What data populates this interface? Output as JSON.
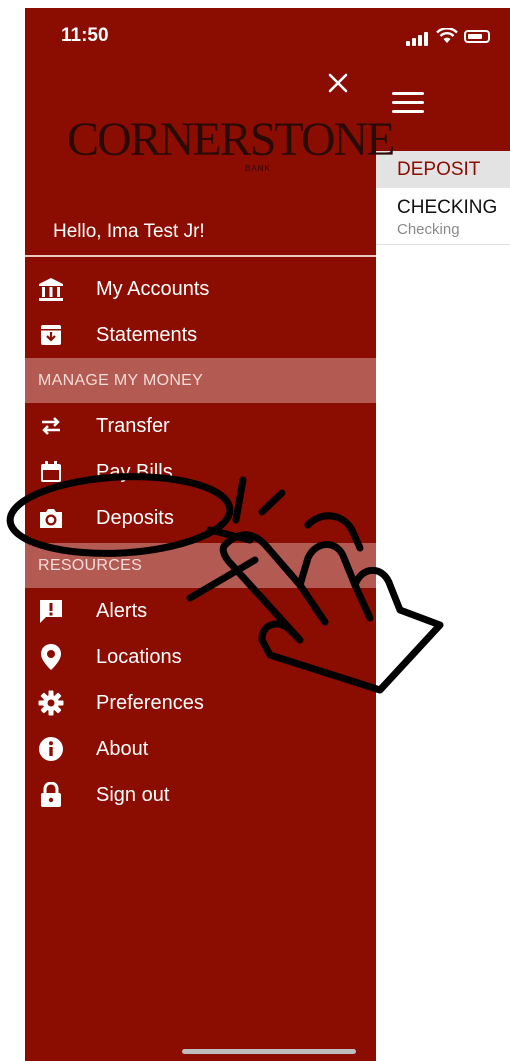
{
  "status_bar": {
    "time": "11:50"
  },
  "drawer": {
    "brand": {
      "name": "CORNERSTONE",
      "sub": "BANK"
    },
    "greeting": "Hello, Ima Test Jr!",
    "items_top": [
      {
        "label": "My Accounts",
        "icon": "bank-icon"
      },
      {
        "label": "Statements",
        "icon": "statement-download-icon"
      }
    ],
    "section_manage": "MANAGE MY MONEY",
    "items_manage": [
      {
        "label": "Transfer",
        "icon": "transfer-arrows-icon"
      },
      {
        "label": "Pay Bills",
        "icon": "calendar-icon"
      },
      {
        "label": "Deposits",
        "icon": "camera-icon"
      }
    ],
    "section_resources": "RESOURCES",
    "items_resources": [
      {
        "label": "Alerts",
        "icon": "alert-message-icon"
      },
      {
        "label": "Locations",
        "icon": "location-pin-icon"
      },
      {
        "label": "Preferences",
        "icon": "gear-icon"
      },
      {
        "label": "About",
        "icon": "info-icon"
      },
      {
        "label": "Sign out",
        "icon": "lock-icon"
      }
    ]
  },
  "content": {
    "header": "DEPOSIT",
    "account_name": "CHECKING",
    "account_type": "Checking"
  },
  "colors": {
    "brand_red": "#8b0d02",
    "section_bg": "#b35a52",
    "content_bg": "#ffffff"
  }
}
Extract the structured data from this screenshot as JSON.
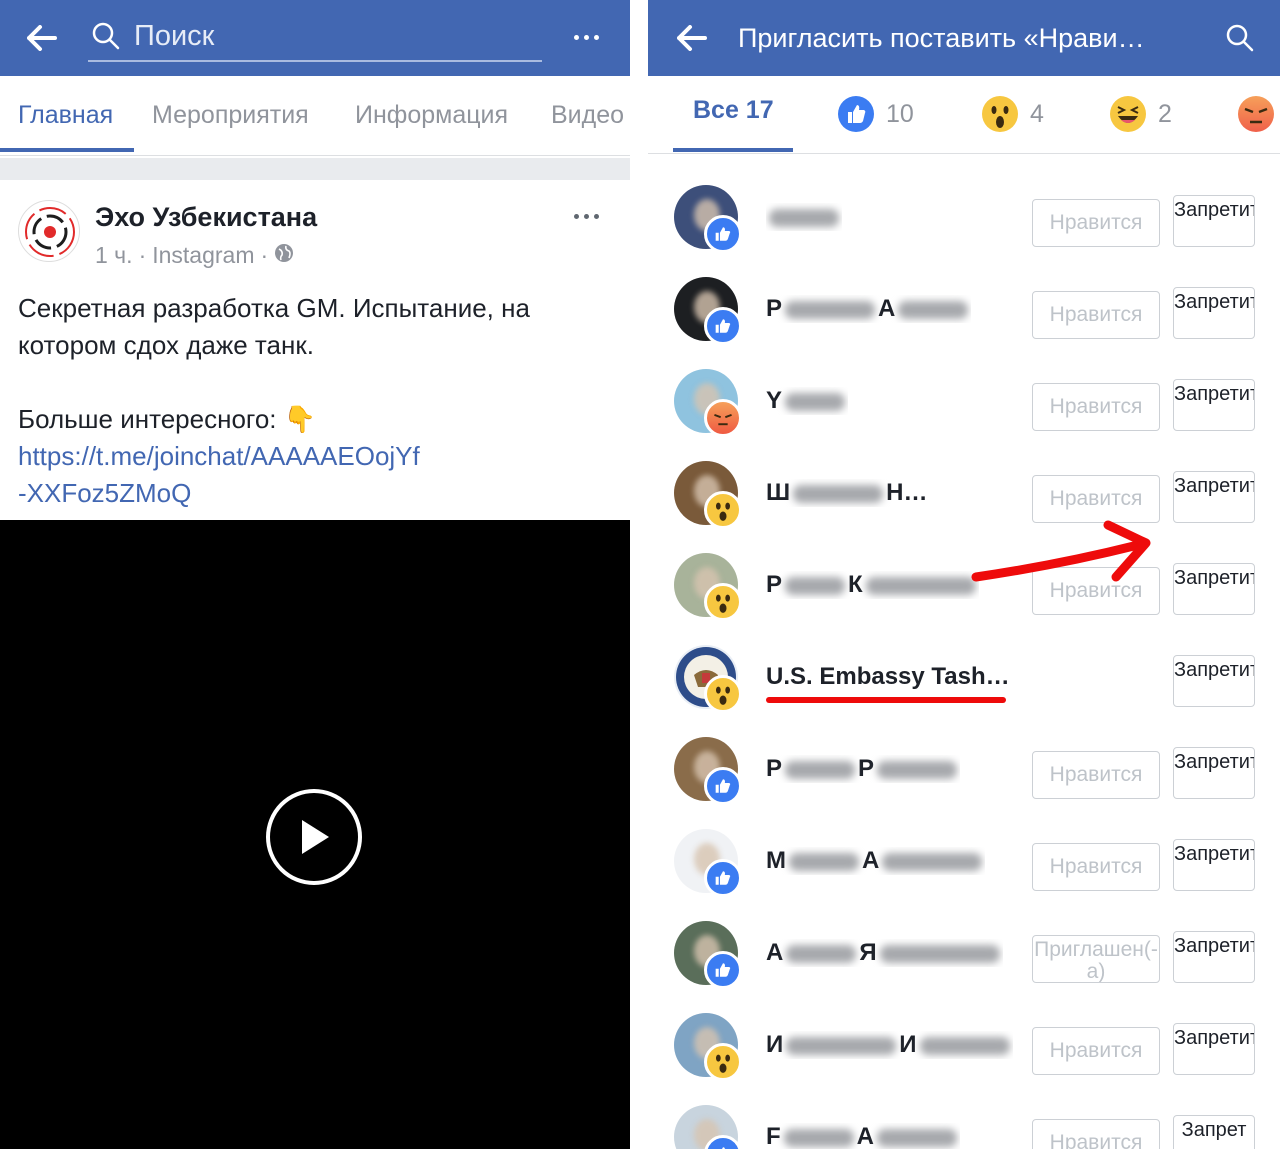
{
  "left": {
    "search": {
      "placeholder": "Поиск"
    },
    "tabs": [
      {
        "label": "Главная",
        "active": true
      },
      {
        "label": "Мероприятия",
        "active": false
      },
      {
        "label": "Информация",
        "active": false
      },
      {
        "label": "Видео",
        "active": false
      }
    ],
    "post": {
      "author": "Эхо Узбекистана",
      "meta_time": "1 ч.",
      "meta_source": "Instagram",
      "lines": [
        "Секретная разработка GM. Испытание, на",
        "котором сдох даже танк.",
        "",
        "Больше интересного: 👇"
      ],
      "link_lines": [
        "https://t.me/joinchat/AAAAAEOojYf",
        "-XXFoz5ZMoQ"
      ]
    }
  },
  "right": {
    "title": "Пригласить поставить «Нрави…",
    "tabs": [
      {
        "label": "Все 17",
        "active": true,
        "icon": "none"
      },
      {
        "label": "10",
        "active": false,
        "icon": "like-icon"
      },
      {
        "label": "4",
        "active": false,
        "icon": "wow-icon"
      },
      {
        "label": "2",
        "active": false,
        "icon": "haha-icon"
      },
      {
        "label": "",
        "active": false,
        "icon": "angry-icon"
      }
    ],
    "rows": [
      {
        "name_prefix": "",
        "name_mid": "",
        "name_suffix": "",
        "blurred": true,
        "reaction": "like",
        "action": "Нравится",
        "ban": "Запретить",
        "avatar_color": "#3d4f7a"
      },
      {
        "name_prefix": "Р",
        "name_mid": "А",
        "name_suffix": "",
        "blurred": true,
        "reaction": "like",
        "action": "Нравится",
        "ban": "Запретить",
        "avatar_color": "#1d1f22"
      },
      {
        "name_prefix": "Y",
        "name_mid": "",
        "name_suffix": "",
        "blurred": true,
        "reaction": "angry",
        "action": "Нравится",
        "ban": "Запретить",
        "avatar_color": "#8fc3df"
      },
      {
        "name_prefix": "Ш",
        "name_mid": "Н",
        "name_suffix": "",
        "blurred": true,
        "reaction": "wow",
        "action": "Нравится",
        "ban": "Запретить",
        "avatar_color": "#7a5a3a"
      },
      {
        "name_prefix": "Р",
        "name_mid": "К",
        "name_suffix": "",
        "blurred": true,
        "reaction": "wow",
        "action": "Нравится",
        "ban": "Запретить",
        "avatar_color": "#a8b39a"
      },
      {
        "name_prefix": "U.S. Embassy Tash…",
        "name_mid": "",
        "name_suffix": "",
        "blurred": false,
        "reaction": "wow",
        "action": "",
        "ban": "Запретить",
        "avatar_color": "#e9eef5"
      },
      {
        "name_prefix": "Р",
        "name_mid": "Р",
        "name_suffix": "",
        "blurred": true,
        "reaction": "like",
        "action": "Нравится",
        "ban": "Запретить",
        "avatar_color": "#8a6c4a"
      },
      {
        "name_prefix": "М",
        "name_mid": "А",
        "name_suffix": "",
        "blurred": true,
        "reaction": "like",
        "action": "Нравится",
        "ban": "Запретить",
        "avatar_color": "#f0f2f5"
      },
      {
        "name_prefix": "А",
        "name_mid": "Я",
        "name_suffix": "",
        "blurred": true,
        "reaction": "like",
        "action": "Приглашен(-а)",
        "ban": "Запретить",
        "avatar_color": "#5a6e5a"
      },
      {
        "name_prefix": "И",
        "name_mid": "И",
        "name_suffix": "",
        "blurred": true,
        "reaction": "wow",
        "action": "Нравится",
        "ban": "Запретить",
        "avatar_color": "#7fa4c4"
      },
      {
        "name_prefix": "F",
        "name_mid": "А",
        "name_suffix": "",
        "blurred": true,
        "reaction": "like",
        "action": "Нравится",
        "ban": "Запрет",
        "avatar_color": "#c8d4de"
      }
    ]
  },
  "colors": {
    "brand": "#4267b2",
    "like": "#3b7cf2",
    "wow": "#f7c740",
    "annotation": "#ee0b0b"
  }
}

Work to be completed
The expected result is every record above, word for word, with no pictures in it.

Answer to this task
What data populates this interface? Output as JSON.
{
  "status_bar": {
    "time": "11:50"
  },
  "drawer": {
    "brand": {
      "name": "CORNERSTONE",
      "sub": "BANK"
    },
    "greeting": "Hello, Ima Test Jr!",
    "items_top": [
      {
        "label": "My Accounts",
        "icon": "bank-icon"
      },
      {
        "label": "Statements",
        "icon": "statement-download-icon"
      }
    ],
    "section_manage": "MANAGE MY MONEY",
    "items_manage": [
      {
        "label": "Transfer",
        "icon": "transfer-arrows-icon"
      },
      {
        "label": "Pay Bills",
        "icon": "calendar-icon"
      },
      {
        "label": "Deposits",
        "icon": "camera-icon"
      }
    ],
    "section_resources": "RESOURCES",
    "items_resources": [
      {
        "label": "Alerts",
        "icon": "alert-message-icon"
      },
      {
        "label": "Locations",
        "icon": "location-pin-icon"
      },
      {
        "label": "Preferences",
        "icon": "gear-icon"
      },
      {
        "label": "About",
        "icon": "info-icon"
      },
      {
        "label": "Sign out",
        "icon": "lock-icon"
      }
    ]
  },
  "content": {
    "header": "DEPOSIT",
    "account_name": "CHECKING",
    "account_type": "Checking"
  },
  "colors": {
    "brand_red": "#8b0d02",
    "section_bg": "#b35a52",
    "content_bg": "#ffffff"
  }
}
Extract the structured data from this screenshot as JSON.
{
  "left": {
    "search": {
      "placeholder": "Поиск"
    },
    "tabs": [
      {
        "label": "Главная",
        "active": true
      },
      {
        "label": "Мероприятия",
        "active": false
      },
      {
        "label": "Информация",
        "active": false
      },
      {
        "label": "Видео",
        "active": false
      }
    ],
    "post": {
      "author": "Эхо Узбекистана",
      "meta_time": "1 ч.",
      "meta_source": "Instagram",
      "lines": [
        "Секретная разработка GM. Испытание, на",
        "котором сдох даже танк.",
        "",
        "Больше интересного: 👇"
      ],
      "link_lines": [
        "https://t.me/joinchat/AAAAAEOojYf",
        "-XXFoz5ZMoQ"
      ]
    }
  },
  "right": {
    "title": "Пригласить поставить «Нрави…",
    "tabs": [
      {
        "label": "Все 17",
        "active": true,
        "icon": "none"
      },
      {
        "label": "10",
        "active": false,
        "icon": "like-icon"
      },
      {
        "label": "4",
        "active": false,
        "icon": "wow-icon"
      },
      {
        "label": "2",
        "active": false,
        "icon": "haha-icon"
      },
      {
        "label": "",
        "active": false,
        "icon": "angry-icon"
      }
    ],
    "rows": [
      {
        "name_prefix": "",
        "name_mid": "",
        "name_suffix": "",
        "blurred": true,
        "reaction": "like",
        "action": "Нравится",
        "ban": "Запретить",
        "avatar_color": "#3d4f7a"
      },
      {
        "name_prefix": "Р",
        "name_mid": "А",
        "name_suffix": "",
        "blurred": true,
        "reaction": "like",
        "action": "Нравится",
        "ban": "Запретить",
        "avatar_color": "#1d1f22"
      },
      {
        "name_prefix": "Y",
        "name_mid": "",
        "name_suffix": "",
        "blurred": true,
        "reaction": "angry",
        "action": "Нравится",
        "ban": "Запретить",
        "avatar_color": "#8fc3df"
      },
      {
        "name_prefix": "Ш",
        "name_mid": "Н",
        "name_suffix": "",
        "blurred": true,
        "reaction": "wow",
        "action": "Нравится",
        "ban": "Запретить",
        "avatar_color": "#7a5a3a"
      },
      {
        "name_prefix": "Р",
        "name_mid": "К",
        "name_suffix": "",
        "blurred": true,
        "reaction": "wow",
        "action": "Нравится",
        "ban": "Запретить",
        "avatar_color": "#a8b39a"
      },
      {
        "name_prefix": "U.S. Embassy Tash…",
        "name_mid": "",
        "name_suffix": "",
        "blurred": false,
        "reaction": "wow",
        "action": "",
        "ban": "Запретить",
        "avatar_color": "#e9eef5"
      },
      {
        "name_prefix": "Р",
        "name_mid": "Р",
        "name_suffix": "",
        "blurred": true,
        "reaction": "like",
        "action": "Нравится",
        "ban": "Запретить",
        "avatar_color": "#8a6c4a"
      },
      {
        "name_prefix": "М",
        "name_mid": "А",
        "name_suffix": "",
        "blurred": true,
        "reaction": "like",
        "action": "Нравится",
        "ban": "Запретить",
        "avatar_color": "#f0f2f5"
      },
      {
        "name_prefix": "А",
        "name_mid": "Я",
        "name_suffix": "",
        "blurred": true,
        "reaction": "like",
        "action": "Приглашен(-а)",
        "ban": "Запретить",
        "avatar_color": "#5a6e5a"
      },
      {
        "name_prefix": "И",
        "name_mid": "И",
        "name_suffix": "",
        "blurred": true,
        "reaction": "wow",
        "action": "Нравится",
        "ban": "Запретить",
        "avatar_color": "#7fa4c4"
      },
      {
        "name_prefix": "F",
        "name_mid": "А",
        "name_suffix": "",
        "blurred": true,
        "reaction": "like",
        "action": "Нравится",
        "ban": "Запрет",
        "avatar_color": "#c8d4de"
      }
    ]
  },
  "colors": {
    "brand": "#4267b2",
    "like": "#3b7cf2",
    "wow": "#f7c740",
    "annotation": "#ee0b0b"
  }
}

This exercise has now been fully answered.